Each line that contains "chung" needs to be copied from the listing.

┄┄┄┄┄┄┄┄┄┄┄┄┄┄┄┄┄┄┄┄

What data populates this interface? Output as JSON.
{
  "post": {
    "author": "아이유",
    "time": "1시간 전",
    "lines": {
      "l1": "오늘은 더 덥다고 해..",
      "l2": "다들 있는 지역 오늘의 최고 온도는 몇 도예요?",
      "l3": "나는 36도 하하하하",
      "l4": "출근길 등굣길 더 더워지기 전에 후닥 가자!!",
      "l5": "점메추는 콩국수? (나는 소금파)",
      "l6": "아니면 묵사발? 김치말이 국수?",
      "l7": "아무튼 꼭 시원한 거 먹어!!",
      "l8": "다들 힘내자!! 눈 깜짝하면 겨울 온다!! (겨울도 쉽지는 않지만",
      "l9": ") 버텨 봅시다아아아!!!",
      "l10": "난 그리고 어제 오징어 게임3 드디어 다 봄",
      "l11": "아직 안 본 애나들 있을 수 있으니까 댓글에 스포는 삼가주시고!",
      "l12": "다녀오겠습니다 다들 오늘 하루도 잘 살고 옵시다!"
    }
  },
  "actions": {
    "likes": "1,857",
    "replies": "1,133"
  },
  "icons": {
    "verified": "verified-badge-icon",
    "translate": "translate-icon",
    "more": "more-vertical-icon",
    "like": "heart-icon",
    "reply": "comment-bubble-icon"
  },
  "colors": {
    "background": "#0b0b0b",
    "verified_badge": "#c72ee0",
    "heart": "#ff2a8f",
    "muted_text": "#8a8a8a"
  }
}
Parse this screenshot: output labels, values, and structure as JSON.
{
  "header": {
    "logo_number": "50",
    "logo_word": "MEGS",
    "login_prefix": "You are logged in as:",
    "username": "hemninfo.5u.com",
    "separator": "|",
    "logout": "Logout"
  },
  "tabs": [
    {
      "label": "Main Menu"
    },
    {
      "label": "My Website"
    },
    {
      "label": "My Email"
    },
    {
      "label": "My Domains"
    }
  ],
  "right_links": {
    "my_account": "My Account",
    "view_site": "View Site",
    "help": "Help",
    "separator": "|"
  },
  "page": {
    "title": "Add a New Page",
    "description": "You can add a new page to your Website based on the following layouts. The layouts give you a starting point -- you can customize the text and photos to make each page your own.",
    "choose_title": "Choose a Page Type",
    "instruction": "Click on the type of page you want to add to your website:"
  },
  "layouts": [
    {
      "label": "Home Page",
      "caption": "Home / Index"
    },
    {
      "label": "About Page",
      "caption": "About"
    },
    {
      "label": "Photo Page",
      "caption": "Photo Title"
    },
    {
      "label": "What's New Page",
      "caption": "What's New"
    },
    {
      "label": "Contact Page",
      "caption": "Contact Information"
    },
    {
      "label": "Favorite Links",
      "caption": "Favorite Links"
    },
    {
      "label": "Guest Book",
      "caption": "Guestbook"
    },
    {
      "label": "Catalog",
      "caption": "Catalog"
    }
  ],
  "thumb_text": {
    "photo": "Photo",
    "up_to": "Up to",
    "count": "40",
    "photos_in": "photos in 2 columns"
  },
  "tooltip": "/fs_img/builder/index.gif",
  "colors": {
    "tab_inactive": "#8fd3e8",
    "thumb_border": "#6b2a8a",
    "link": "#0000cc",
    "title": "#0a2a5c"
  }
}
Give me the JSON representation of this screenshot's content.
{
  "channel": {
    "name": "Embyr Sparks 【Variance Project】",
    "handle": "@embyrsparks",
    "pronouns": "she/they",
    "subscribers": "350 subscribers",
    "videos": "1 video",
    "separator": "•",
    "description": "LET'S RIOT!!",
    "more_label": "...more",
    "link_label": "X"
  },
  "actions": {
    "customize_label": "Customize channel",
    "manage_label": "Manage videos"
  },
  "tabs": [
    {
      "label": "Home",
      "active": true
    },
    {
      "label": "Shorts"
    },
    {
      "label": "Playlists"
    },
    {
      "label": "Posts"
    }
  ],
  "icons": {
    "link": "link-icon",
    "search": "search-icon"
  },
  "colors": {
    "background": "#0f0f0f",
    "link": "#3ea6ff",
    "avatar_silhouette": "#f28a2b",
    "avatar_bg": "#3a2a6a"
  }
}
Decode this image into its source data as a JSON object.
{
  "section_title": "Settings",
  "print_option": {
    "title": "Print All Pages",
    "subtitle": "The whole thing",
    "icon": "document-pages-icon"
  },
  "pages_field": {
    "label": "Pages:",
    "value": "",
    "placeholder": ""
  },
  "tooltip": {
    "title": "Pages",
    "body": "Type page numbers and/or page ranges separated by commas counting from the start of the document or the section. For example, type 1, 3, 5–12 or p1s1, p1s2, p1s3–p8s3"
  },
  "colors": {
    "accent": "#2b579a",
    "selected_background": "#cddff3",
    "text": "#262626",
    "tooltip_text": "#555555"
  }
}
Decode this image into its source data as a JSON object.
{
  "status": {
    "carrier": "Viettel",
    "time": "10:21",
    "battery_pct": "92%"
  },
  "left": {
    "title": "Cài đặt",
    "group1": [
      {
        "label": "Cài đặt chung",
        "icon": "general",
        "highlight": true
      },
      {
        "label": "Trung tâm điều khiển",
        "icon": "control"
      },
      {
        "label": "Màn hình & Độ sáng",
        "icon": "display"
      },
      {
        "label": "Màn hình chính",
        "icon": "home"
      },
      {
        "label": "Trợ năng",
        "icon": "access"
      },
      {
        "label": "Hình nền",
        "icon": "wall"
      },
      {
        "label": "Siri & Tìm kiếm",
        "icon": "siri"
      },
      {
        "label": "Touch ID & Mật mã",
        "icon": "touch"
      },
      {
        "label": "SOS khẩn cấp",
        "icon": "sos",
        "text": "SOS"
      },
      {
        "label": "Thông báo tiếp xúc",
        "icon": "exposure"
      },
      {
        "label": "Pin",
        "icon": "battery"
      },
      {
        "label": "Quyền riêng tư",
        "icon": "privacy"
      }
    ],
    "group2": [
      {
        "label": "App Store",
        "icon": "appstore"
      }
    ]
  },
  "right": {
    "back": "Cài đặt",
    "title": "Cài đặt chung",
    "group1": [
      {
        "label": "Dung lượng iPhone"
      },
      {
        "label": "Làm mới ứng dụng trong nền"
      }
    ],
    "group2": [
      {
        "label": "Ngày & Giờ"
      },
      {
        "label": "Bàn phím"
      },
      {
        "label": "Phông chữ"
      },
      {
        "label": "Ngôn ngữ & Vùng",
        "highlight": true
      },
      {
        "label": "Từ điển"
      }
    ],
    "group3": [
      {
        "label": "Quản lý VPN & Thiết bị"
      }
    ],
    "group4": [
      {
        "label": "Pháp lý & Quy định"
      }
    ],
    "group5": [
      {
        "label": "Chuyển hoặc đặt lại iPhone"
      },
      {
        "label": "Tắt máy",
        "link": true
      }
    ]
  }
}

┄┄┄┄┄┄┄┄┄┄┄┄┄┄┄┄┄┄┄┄

Exercise solution |
        "label": "Cài đặt chung",
    "title": "Cài đặt chung",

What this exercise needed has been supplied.